PROBLEM TO SOLVE
For each line in the data below that has the word "Management", copy that line.

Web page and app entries
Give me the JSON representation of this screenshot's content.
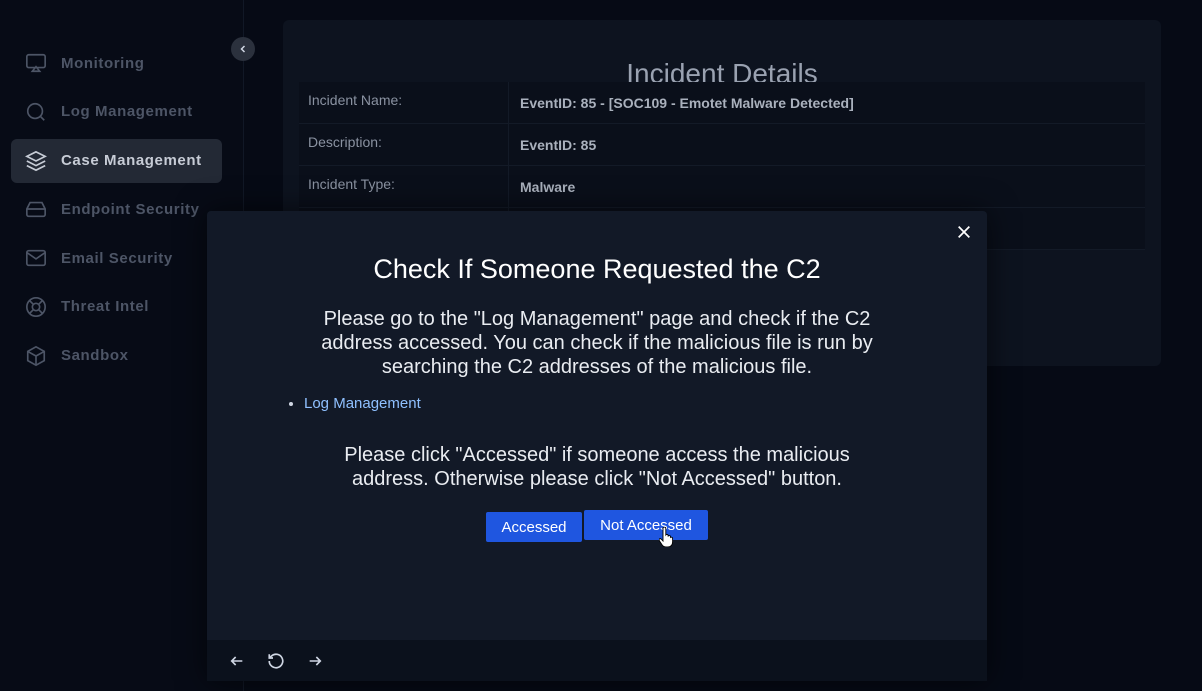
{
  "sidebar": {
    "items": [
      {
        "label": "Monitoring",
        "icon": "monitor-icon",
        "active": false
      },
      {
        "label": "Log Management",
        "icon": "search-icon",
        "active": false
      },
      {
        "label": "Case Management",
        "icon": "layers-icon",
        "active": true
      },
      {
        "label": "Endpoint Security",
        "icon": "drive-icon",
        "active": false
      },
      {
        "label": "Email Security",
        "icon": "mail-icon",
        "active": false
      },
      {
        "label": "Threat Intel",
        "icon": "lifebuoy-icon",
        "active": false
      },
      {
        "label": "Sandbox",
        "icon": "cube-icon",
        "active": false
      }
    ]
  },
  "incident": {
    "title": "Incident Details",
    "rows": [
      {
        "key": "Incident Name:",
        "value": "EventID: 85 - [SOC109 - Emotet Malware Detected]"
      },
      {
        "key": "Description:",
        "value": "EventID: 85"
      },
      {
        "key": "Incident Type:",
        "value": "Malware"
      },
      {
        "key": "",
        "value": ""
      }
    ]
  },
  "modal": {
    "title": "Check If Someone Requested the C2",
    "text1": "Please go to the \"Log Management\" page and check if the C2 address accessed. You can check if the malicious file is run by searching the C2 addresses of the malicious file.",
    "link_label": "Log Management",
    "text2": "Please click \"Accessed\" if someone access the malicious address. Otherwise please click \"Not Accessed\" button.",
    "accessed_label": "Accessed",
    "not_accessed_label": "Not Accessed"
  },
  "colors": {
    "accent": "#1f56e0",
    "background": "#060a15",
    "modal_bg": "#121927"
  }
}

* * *

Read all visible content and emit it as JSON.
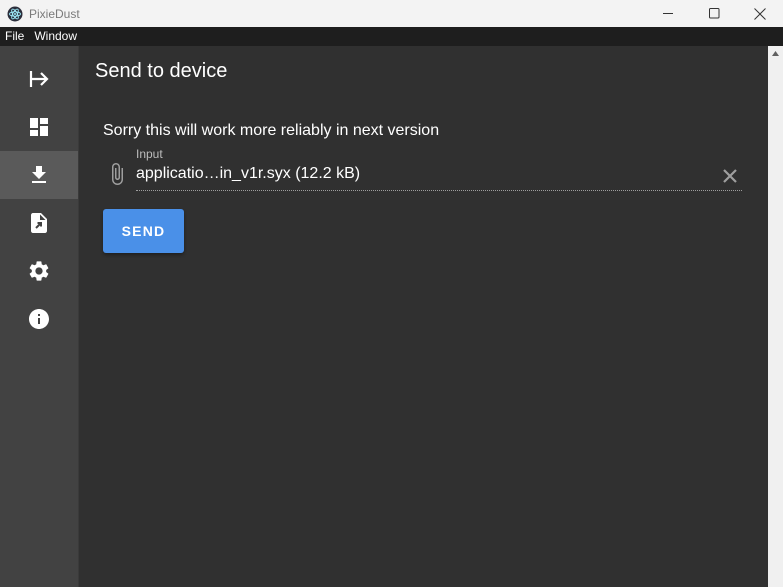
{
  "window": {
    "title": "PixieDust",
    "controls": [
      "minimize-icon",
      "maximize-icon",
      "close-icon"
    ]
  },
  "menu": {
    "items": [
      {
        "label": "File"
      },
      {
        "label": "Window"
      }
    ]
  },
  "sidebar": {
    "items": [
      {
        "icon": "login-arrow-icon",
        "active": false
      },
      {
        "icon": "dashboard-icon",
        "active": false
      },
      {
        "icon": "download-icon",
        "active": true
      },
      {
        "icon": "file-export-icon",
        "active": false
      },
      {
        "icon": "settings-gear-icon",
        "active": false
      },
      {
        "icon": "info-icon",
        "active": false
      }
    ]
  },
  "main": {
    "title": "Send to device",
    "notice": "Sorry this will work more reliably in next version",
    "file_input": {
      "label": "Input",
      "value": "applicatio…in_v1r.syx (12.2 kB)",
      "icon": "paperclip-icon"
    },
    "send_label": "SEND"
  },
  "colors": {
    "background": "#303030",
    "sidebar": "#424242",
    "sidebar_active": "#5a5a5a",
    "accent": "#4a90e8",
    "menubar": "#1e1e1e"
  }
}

YOUR RESPONSE
        "label": "Log Management",
        "label": "Case Management",
    "text1": "Please go to the \"Log Management\" page and check if the C2 address accessed. You can check if the malicious file is run by searching the C2 addresses of the malicious file.",
    "link_label": "Log Management",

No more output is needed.